Climate Action

Mainstreaming the low-carbon economy

Twelve months ago, which of the following would have surprised you the most: a group of oil companies writing a public letter asking governments to set a price on carbon? Or a city in oil-rich Texas deciding to switch to 100 per cent renewable energy? Or would it have been one of the world’s largest crude exporting nations saying it could phase out fossil fuels by 2050? But now, all three have come to pass.

  • 14 December 2015
  • William Brittlebank

With climate change firmly accepted as one the greatest challenge of our time, these developments should no longer surprise us: from the likes of BP and Total requesting an international carbon price, to Georgetown, a city in Texas, announcing a switch to renewable energy because it makes business sense, to Saudi Arabia’s oil minister acknowledging that we are reaching the end of the fossil fuel era.

These stories may have made the biggest headlines this year, but they are just a drop in the ocean of unprecedented commitments and actions companies, investors and governments are undertaking to address climate change. The message to policy-makers is clear. The business case is established. The transition to a new, low-carbon economy has begun.

The Peruvian and French Presidents of COP20 and COP21 are bringing these commitments and efforts together under an ‘Action Agenda’. This new, official recognition for non-state actors at the inter-governmental level will catalyse their increased involvement and be one of the most impactful outcomes of the 2015 Paris Climate Change Conference.


A shift in corporate attitudes

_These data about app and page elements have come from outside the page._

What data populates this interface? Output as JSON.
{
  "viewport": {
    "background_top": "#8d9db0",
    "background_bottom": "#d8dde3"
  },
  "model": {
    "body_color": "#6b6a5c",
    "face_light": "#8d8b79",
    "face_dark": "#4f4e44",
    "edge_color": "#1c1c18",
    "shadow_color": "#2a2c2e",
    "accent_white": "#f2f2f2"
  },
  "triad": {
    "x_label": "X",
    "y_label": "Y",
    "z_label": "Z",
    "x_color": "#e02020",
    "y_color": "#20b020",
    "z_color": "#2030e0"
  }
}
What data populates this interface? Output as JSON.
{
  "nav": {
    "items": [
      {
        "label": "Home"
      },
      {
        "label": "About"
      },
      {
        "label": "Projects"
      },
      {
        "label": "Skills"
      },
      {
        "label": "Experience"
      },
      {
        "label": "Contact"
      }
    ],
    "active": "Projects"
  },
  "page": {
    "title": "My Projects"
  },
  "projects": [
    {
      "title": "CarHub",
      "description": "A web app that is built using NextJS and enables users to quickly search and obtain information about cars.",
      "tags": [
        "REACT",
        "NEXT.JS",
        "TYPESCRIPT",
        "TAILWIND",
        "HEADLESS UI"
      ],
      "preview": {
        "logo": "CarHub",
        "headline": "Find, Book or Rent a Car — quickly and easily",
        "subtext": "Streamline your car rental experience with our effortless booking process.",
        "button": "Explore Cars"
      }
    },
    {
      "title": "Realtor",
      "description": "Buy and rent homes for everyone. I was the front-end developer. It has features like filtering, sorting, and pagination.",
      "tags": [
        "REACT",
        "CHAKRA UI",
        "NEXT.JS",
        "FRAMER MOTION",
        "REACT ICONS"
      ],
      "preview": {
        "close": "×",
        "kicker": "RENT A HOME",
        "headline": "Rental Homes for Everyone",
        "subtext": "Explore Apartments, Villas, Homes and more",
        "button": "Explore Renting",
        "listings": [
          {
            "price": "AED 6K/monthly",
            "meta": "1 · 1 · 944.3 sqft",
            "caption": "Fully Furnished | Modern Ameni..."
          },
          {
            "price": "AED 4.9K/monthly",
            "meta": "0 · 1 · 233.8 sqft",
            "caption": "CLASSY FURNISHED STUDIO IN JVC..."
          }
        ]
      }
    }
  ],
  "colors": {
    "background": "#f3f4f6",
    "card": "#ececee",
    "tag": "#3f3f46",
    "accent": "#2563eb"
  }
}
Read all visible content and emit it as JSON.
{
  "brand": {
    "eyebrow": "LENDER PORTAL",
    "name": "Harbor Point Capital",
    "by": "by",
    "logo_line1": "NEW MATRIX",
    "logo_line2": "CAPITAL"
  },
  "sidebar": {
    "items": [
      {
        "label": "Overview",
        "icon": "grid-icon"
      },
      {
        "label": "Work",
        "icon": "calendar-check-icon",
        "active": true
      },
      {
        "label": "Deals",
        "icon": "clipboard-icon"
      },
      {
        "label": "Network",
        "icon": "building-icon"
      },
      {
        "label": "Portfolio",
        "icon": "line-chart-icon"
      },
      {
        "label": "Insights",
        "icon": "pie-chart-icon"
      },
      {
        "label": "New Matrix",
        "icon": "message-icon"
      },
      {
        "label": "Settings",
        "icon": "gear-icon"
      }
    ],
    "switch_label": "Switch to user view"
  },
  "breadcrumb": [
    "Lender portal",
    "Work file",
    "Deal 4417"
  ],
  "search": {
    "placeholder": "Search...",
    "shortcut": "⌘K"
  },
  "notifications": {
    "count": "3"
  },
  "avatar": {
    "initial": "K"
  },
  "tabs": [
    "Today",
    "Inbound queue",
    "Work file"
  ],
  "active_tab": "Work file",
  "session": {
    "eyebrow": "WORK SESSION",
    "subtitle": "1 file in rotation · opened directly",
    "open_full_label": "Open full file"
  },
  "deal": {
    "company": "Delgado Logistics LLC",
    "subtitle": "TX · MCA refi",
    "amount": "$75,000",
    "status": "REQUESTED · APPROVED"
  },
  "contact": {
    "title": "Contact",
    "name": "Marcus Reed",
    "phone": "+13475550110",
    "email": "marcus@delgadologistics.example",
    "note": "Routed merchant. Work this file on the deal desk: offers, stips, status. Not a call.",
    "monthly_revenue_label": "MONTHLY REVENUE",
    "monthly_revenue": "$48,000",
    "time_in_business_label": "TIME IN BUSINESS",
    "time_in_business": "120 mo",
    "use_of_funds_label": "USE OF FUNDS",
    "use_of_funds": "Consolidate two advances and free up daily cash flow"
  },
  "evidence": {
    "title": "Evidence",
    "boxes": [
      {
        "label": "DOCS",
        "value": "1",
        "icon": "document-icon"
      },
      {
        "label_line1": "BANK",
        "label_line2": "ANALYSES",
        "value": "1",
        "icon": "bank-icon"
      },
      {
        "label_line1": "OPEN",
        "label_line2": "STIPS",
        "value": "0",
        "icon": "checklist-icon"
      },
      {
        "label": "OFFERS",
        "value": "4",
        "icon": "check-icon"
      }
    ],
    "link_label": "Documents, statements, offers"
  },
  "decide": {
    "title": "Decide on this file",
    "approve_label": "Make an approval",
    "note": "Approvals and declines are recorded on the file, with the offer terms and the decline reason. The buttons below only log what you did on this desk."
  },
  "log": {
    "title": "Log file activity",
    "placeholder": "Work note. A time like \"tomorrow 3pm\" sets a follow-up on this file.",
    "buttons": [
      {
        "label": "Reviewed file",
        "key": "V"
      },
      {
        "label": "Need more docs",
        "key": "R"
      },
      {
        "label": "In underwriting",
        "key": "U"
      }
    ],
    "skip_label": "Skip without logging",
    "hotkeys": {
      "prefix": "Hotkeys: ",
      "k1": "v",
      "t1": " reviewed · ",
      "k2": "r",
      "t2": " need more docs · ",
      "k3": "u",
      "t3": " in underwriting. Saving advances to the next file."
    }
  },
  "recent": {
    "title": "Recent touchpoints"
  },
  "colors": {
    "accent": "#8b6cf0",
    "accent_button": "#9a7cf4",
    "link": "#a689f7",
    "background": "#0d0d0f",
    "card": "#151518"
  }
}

When CDP started 15 years ago, the idea that businesses, and not just governments, should account for and take action on anything beyond their financial performance was still alien to many. Now over 822 investors representing more than one-third of the world’s invested capital are requesting companies to disclose environmental risk and opportunities through CDP.

The insights gleaned from these disclosures are enabling decision-makers to see the true picture of corporate environmental impacts, and crucially, are driving action. Measuring, disclosing and managing non-financial data is now mainstream, creating a new bottom line in business.

Measuring, disclosing and managing non-financial data is now mainstream, creating a new bottom line in business

We can see these changes reflected in the increased engagement and dialogue between investors and companies. At the annual general meetings of BP, Shell and Statoil in 2015, a coalition of shareholders called ‘Aiming for A’ put forward resolutions calling on these companies to participate constructively in the transition to a low-carbon economy, and improve disclosure of their climate risk through platforms such as CDP. In a departure from history, these companies backed the shareholder calls and each was voted through with a huge majority.

So what is driving this unprecedented shift in corporate attitudes? A major factor is the growing body of evidence that connects the dots between sustainability, financial performance and competitive advantage. In 2014 companies using CDP identified savings of over US$53 billion from emissions reduction activities.

Businesses are also discrediting the notion that reducing emissions means falling profits. CDP’s Climate Performance Leadership Index – made up of companies leading the way in action to mitigate climate change – has outperformed the Bloomberg World Index of top companies by 9.6 per cent over the past four years.

The pace and ambition from non-state actors has accelerated since 2014. A vanguard of companies, cities and states and regions is emerging. These front-runners have strived to show policy-makers that not only are they keen to see a robust and ambitious deal secured in Paris, but that they are already taking and benefiting from action.

From setting emission reduction goals that align with limiting global warming to below 2 degrees Celsius, to utilising an internal price on carbon, to working towards procuring 100 per cent of their electricity from renewable sources, the likes of Honda Motor, Iberdrola, the city of Melbourne (pictured), Scotland and many others are embracing the low-carbon future.

As we look beyond Paris, it is clear that momentum and progress must be tracked

The understanding, ambition and potential to scale up non-state actor efforts to mitigate and adapt to climate change has steadily grown over the past fifteen years. As we stand on the cusp of 2016, the world is expecting negotiators in Paris to do one job: pull the policy trigger that will unleash and drive this action.

But as we look beyond Paris, it is clear that momentum and progress must be tracked. This is where we expect to see a new chapter on disclosure begin: it will be up to business, investors, cities and states to write that story.